Siouxland lawmakers share their reactions to Iowa collective bargaining bill
DES MOINES, IA (KTIV) -
It's the most significant change to Iowa's collective bargaining since the law was passed in 1974.
The reforms, favored by Republicans and opposed by Democrats, passed the House and Senate on a mostly party-line vote, Thursday afternoon.
The bill now heads to Governor Terry Branstad's desk after three days of debate.
The bill to reform collective bargaining in Iowa passed the Senate about an hour after passing the House.
The Republican-led Senate voted 29 to 21, with all Democrats and an Independent lawmaker opposed to the measure.
The vote followed debate that began Wednesday and continued overnight.
The Republican-led House also approved the measure, 53 to 47.
Siouxland lawmakers had very different reactions to Thursday's vote.
"I'm really excited, I think this is a great step forward step for Iowa," said Rep. Megan Jones, (R) Sioux Rapids, IA. "Far too long Iowans have been burdened with the tactics of the unions and it is a brighter day in Iowa and I cannot tell you how many people have emailed me or contacted me telling me how much they support my vote."
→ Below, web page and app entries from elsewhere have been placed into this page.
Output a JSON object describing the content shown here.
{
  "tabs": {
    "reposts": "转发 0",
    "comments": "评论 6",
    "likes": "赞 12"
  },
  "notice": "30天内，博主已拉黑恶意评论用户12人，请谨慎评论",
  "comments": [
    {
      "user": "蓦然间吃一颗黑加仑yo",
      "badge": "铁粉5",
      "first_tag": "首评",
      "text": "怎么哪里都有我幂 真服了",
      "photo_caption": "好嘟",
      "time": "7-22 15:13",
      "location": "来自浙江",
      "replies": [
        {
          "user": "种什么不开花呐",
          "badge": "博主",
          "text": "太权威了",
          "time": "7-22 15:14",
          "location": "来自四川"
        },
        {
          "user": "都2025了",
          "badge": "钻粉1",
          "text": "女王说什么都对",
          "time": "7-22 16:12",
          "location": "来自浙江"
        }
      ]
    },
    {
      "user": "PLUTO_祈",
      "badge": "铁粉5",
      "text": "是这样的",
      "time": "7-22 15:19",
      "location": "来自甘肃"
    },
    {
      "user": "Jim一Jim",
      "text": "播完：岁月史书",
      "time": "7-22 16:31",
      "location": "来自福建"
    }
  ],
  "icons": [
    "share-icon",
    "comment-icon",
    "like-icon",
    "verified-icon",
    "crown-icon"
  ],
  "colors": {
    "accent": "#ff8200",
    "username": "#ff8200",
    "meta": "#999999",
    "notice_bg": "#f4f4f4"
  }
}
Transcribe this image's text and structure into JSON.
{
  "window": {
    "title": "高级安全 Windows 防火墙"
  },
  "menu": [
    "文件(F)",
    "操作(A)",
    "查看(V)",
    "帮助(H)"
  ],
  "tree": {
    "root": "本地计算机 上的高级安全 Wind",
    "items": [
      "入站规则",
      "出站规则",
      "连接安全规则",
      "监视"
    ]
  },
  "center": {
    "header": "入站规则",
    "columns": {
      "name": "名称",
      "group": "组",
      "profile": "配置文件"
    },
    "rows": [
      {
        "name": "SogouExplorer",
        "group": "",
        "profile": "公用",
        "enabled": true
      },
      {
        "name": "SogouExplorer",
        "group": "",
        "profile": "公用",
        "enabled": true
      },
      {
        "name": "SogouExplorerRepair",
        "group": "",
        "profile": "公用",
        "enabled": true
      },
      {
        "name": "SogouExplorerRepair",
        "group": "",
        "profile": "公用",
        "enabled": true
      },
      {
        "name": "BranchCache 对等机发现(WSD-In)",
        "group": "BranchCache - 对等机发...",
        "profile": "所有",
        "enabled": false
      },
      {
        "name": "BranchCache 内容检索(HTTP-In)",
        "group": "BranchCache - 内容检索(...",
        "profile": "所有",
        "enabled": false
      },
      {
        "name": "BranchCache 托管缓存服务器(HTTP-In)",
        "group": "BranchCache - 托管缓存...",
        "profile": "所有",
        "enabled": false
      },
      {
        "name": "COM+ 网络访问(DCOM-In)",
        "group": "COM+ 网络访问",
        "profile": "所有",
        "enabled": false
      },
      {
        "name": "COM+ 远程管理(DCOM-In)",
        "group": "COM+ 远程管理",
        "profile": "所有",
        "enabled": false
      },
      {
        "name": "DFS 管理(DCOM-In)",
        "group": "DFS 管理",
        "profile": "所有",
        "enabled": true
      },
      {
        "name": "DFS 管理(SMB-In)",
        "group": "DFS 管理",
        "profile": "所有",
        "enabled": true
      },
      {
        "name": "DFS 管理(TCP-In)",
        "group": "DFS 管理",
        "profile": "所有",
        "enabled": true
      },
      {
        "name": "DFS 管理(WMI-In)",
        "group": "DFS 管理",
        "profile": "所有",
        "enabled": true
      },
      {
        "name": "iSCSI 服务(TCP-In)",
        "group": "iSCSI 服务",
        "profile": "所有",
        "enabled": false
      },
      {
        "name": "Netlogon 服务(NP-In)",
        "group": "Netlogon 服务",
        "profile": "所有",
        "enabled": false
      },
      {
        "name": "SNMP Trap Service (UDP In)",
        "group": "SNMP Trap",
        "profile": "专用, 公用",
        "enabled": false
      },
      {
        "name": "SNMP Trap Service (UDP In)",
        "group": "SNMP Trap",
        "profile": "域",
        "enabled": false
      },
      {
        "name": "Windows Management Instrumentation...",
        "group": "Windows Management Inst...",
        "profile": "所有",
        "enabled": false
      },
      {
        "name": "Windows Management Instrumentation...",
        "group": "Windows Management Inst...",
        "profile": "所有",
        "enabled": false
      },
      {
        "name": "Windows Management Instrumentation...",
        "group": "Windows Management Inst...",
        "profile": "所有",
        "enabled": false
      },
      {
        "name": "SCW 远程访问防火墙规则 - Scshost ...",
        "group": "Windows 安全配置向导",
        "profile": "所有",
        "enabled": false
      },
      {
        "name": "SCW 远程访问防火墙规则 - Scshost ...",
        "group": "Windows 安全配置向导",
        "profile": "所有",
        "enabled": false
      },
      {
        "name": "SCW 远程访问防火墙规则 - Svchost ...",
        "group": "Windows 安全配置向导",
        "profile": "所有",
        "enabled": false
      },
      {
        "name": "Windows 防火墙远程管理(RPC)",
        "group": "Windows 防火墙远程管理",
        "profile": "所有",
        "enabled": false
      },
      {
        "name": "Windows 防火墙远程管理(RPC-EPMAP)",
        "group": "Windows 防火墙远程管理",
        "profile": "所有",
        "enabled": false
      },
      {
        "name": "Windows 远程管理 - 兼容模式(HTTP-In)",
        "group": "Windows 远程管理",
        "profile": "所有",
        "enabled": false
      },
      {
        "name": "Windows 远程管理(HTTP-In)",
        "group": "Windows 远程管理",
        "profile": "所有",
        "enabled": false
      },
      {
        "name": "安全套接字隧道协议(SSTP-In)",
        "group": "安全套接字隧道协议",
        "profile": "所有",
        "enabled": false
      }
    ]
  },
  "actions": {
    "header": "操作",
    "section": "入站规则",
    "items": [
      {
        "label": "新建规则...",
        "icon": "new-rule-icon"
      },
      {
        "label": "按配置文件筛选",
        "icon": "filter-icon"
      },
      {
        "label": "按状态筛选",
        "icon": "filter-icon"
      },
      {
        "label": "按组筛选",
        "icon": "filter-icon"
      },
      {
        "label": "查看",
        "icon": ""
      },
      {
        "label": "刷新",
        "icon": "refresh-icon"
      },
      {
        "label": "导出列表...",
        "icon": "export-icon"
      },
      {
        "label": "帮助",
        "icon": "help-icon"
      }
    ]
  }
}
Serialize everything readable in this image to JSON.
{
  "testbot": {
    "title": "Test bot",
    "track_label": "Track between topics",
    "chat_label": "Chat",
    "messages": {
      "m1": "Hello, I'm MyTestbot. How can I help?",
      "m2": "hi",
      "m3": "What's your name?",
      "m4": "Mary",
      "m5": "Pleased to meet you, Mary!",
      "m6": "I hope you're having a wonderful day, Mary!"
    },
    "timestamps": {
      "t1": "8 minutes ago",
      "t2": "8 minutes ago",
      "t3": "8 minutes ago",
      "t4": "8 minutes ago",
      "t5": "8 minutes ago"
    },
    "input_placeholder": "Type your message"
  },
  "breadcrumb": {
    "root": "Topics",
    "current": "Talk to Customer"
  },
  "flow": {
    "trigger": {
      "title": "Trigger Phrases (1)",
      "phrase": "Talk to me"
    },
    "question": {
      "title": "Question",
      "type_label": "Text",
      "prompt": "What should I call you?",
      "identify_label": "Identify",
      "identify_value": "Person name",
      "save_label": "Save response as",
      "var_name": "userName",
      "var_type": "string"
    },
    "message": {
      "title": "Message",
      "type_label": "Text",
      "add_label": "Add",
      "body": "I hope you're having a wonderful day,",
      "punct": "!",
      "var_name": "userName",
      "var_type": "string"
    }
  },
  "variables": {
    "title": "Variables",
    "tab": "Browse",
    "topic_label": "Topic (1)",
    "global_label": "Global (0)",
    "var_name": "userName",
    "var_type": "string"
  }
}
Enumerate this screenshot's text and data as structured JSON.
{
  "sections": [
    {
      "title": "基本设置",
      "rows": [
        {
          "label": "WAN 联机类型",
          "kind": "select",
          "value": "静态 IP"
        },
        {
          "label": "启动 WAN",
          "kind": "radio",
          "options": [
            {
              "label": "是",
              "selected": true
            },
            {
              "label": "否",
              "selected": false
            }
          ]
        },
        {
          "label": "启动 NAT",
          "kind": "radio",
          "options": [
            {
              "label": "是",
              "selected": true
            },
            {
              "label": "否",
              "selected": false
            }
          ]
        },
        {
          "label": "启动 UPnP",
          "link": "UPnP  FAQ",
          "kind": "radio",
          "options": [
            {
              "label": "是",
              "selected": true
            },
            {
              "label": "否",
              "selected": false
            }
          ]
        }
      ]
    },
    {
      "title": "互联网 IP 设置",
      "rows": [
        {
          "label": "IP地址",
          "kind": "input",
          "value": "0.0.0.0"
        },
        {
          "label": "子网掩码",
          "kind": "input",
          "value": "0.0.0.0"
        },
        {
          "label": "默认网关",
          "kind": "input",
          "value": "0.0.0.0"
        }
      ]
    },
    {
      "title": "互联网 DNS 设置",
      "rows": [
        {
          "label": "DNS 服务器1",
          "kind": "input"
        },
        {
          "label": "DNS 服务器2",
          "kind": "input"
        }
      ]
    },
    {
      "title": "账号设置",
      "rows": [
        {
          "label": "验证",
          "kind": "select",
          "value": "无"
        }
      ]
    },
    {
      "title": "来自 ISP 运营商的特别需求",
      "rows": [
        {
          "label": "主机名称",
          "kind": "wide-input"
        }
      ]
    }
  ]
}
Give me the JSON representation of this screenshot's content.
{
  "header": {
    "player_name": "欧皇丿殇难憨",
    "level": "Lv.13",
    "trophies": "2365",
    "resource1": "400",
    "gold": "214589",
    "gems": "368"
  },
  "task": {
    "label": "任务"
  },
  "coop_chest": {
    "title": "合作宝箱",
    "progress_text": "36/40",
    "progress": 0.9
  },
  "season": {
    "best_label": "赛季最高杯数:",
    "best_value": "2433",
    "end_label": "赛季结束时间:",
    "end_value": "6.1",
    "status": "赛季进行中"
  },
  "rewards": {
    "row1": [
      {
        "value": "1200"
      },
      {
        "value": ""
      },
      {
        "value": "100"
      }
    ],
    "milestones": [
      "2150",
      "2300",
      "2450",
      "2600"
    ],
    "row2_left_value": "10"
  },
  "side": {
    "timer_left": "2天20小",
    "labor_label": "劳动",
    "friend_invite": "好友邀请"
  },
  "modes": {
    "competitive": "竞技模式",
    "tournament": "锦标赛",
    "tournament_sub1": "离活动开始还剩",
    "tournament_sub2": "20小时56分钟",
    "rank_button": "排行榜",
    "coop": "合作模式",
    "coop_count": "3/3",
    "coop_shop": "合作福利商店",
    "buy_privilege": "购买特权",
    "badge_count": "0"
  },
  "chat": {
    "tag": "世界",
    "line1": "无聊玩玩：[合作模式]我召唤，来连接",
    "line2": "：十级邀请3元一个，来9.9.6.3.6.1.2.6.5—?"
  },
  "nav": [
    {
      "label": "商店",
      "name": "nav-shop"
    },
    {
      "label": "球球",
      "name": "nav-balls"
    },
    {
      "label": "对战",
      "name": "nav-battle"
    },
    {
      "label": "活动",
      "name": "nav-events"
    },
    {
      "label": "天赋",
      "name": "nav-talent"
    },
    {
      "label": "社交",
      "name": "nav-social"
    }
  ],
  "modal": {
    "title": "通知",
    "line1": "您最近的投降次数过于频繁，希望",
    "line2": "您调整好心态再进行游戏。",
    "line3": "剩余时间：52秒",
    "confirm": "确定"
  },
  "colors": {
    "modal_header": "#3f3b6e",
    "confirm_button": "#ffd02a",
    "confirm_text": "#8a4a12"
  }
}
"It's just real devastating for the public workers in our area, including our teachers, the disrespect that they showed them," said Rep. Tim Kacena, (D) Sioux City. "They don't believe that the guards in our prison are public safety personnel. They don't believe that the probations that go out are public certainty as far as personnel go. It's just, it's horrible."
The bill passed the House with an amendment.
One thing included in the amendment is that the percentage of public safety employees would go from 50 percent to 30 percent.
Public safety is largely exempt from the bill.
So, when the percentage is lowered, lawmakers say it makes it easier for unions members to qualify as a public safety union.
The amendment also clarifies that employers are only required to provide health insurance coverage to full-time employees.
Iowa union and school leaders are rushing to complete contracts before the bill becomes state law.
It's expected that Governor Branstad will sign it.
The president of the Iowa Teachers Unions says more than 140 districts settled contracts in the past week.
And, seven of 40 districts, with multi-year contracts, extended them.